Excerpts from an interface dataset
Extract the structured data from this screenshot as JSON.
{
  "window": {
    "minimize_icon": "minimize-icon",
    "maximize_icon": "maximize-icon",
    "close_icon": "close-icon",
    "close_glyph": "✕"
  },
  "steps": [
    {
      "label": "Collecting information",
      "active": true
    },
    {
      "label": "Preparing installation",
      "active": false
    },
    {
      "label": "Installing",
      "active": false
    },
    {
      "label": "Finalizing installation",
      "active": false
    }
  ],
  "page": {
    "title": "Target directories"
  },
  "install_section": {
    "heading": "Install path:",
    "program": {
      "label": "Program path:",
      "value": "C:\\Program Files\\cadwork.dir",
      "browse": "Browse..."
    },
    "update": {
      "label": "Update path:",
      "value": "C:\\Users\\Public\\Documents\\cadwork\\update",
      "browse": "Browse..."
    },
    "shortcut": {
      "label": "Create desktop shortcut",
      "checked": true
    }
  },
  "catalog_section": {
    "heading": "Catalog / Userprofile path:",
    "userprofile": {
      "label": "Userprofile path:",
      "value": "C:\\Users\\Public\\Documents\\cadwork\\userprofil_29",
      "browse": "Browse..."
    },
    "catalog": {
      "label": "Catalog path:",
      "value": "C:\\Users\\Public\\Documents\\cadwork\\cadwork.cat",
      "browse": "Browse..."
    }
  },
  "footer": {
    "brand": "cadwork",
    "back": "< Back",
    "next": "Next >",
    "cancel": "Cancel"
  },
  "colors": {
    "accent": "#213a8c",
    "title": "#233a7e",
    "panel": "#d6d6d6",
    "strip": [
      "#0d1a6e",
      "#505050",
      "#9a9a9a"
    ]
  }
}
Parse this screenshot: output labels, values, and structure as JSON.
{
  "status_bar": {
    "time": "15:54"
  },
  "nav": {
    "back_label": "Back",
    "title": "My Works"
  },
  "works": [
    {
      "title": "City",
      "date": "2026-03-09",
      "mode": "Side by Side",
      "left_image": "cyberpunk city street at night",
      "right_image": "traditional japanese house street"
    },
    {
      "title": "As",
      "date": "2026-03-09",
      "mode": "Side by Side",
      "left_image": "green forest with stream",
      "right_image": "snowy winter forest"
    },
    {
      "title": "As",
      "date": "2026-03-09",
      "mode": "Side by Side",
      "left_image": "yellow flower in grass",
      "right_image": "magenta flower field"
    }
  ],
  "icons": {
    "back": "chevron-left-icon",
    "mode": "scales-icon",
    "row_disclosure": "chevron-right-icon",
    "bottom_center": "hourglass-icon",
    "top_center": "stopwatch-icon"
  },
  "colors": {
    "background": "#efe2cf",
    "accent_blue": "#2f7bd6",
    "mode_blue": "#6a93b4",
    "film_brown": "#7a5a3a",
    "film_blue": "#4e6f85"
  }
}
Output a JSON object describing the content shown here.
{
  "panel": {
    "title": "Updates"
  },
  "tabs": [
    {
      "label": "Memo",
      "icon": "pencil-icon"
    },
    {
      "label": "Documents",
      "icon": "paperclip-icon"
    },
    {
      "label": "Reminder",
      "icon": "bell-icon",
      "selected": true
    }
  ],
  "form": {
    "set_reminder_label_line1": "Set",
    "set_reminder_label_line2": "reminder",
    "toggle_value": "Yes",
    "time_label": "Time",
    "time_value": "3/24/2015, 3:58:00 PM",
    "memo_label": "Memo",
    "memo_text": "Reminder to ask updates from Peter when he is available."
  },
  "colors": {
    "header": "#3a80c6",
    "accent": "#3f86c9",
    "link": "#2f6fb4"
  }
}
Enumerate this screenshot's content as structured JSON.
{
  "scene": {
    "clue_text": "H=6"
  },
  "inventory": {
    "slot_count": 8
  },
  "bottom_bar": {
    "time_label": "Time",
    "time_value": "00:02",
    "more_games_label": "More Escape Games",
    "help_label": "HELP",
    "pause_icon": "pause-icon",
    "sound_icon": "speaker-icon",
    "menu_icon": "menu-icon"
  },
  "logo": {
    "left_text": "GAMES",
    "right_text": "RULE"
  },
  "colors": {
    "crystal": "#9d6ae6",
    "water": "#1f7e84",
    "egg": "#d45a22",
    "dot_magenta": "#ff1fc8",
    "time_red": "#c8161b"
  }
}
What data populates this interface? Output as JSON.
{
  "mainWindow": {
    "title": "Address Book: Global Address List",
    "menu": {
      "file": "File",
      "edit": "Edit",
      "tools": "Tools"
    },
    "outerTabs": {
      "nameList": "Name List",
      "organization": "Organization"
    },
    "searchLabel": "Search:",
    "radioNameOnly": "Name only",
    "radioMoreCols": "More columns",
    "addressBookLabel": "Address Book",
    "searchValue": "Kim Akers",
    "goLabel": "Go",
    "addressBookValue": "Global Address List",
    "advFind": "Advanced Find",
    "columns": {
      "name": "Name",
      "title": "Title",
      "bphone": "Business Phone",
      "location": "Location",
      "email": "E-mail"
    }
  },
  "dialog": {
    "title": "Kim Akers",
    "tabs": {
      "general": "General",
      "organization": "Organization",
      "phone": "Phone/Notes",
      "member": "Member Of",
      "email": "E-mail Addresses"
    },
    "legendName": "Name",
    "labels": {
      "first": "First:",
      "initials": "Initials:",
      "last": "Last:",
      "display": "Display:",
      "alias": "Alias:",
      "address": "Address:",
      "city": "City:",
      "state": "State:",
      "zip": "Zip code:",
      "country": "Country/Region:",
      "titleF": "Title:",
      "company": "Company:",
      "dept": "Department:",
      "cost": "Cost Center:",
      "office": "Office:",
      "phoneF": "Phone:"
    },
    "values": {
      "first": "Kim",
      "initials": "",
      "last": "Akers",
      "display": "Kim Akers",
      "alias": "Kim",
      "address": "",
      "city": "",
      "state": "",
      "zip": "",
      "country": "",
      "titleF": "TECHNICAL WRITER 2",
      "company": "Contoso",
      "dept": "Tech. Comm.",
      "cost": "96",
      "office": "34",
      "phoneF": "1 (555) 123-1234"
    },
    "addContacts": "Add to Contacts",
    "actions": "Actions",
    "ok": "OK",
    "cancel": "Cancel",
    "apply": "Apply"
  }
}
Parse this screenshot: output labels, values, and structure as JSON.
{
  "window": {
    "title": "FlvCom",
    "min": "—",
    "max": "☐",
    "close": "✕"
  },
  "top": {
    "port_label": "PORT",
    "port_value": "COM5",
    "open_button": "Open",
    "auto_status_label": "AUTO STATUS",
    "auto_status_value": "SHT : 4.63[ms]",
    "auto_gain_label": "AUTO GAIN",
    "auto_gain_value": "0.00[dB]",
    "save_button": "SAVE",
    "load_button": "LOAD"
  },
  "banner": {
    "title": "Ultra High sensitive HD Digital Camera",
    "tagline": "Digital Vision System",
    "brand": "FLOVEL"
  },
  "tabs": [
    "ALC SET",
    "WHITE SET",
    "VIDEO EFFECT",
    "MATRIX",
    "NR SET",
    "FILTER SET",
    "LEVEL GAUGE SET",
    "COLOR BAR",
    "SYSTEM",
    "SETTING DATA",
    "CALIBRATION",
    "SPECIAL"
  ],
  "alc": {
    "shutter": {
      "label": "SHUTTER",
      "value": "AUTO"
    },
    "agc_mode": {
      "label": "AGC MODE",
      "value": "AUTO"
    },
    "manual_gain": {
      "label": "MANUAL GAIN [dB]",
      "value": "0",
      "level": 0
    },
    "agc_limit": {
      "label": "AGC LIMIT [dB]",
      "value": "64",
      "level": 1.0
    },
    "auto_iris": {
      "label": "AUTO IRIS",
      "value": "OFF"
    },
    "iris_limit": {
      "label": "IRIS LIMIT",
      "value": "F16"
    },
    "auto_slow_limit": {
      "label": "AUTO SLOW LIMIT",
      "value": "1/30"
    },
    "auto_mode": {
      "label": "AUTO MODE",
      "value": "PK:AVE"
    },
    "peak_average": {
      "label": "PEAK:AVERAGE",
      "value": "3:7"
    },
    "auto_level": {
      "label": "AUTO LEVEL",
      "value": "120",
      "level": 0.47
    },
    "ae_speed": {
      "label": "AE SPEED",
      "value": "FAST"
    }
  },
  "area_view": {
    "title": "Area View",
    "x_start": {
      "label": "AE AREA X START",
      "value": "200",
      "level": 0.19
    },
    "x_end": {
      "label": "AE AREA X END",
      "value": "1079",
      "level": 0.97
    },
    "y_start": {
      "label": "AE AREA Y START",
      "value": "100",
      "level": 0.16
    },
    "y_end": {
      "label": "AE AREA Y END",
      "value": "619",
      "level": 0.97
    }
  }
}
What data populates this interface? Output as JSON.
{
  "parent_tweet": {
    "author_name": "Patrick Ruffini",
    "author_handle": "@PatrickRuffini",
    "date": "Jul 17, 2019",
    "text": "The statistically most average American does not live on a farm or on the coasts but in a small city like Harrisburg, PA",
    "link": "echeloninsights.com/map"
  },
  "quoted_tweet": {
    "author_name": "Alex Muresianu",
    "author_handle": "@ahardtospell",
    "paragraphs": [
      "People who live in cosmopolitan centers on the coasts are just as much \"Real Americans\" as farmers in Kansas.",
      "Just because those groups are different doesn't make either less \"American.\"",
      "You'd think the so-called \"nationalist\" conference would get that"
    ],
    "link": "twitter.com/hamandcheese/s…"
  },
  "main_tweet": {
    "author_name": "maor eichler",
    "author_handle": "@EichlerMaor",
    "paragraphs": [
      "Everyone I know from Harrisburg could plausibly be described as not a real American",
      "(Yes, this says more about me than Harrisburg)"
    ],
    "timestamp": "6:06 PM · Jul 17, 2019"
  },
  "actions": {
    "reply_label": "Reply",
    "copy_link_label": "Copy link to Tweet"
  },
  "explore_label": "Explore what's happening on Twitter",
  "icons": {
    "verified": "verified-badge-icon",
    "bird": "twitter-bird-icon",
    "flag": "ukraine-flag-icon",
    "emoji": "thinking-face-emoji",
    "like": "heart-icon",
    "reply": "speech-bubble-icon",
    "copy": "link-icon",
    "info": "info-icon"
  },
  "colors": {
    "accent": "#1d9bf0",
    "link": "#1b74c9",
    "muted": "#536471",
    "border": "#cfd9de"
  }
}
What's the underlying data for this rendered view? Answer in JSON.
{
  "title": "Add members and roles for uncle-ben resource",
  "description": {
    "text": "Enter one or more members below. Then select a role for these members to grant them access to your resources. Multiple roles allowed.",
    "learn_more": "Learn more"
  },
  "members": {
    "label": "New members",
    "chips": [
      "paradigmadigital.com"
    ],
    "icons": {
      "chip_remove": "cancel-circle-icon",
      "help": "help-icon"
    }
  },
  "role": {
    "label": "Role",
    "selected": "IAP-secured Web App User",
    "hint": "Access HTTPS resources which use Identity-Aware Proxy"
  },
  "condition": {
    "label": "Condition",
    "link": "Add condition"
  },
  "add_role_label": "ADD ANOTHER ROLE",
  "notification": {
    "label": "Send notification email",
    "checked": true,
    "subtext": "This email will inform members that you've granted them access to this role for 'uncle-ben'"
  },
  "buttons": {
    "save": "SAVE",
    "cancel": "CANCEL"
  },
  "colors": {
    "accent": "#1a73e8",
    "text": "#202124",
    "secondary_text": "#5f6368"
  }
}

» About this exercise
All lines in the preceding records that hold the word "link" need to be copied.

» Exercise response
    "link": "#2f6fb4"
    "link": "echeloninsights.com/map"
    "link": "twitter.com/hamandcheese/s…"
    "copy_link_label": "Copy link to Tweet"
    "copy": "link-icon",
    "link": "#1b74c9",
    "link": "Add condition"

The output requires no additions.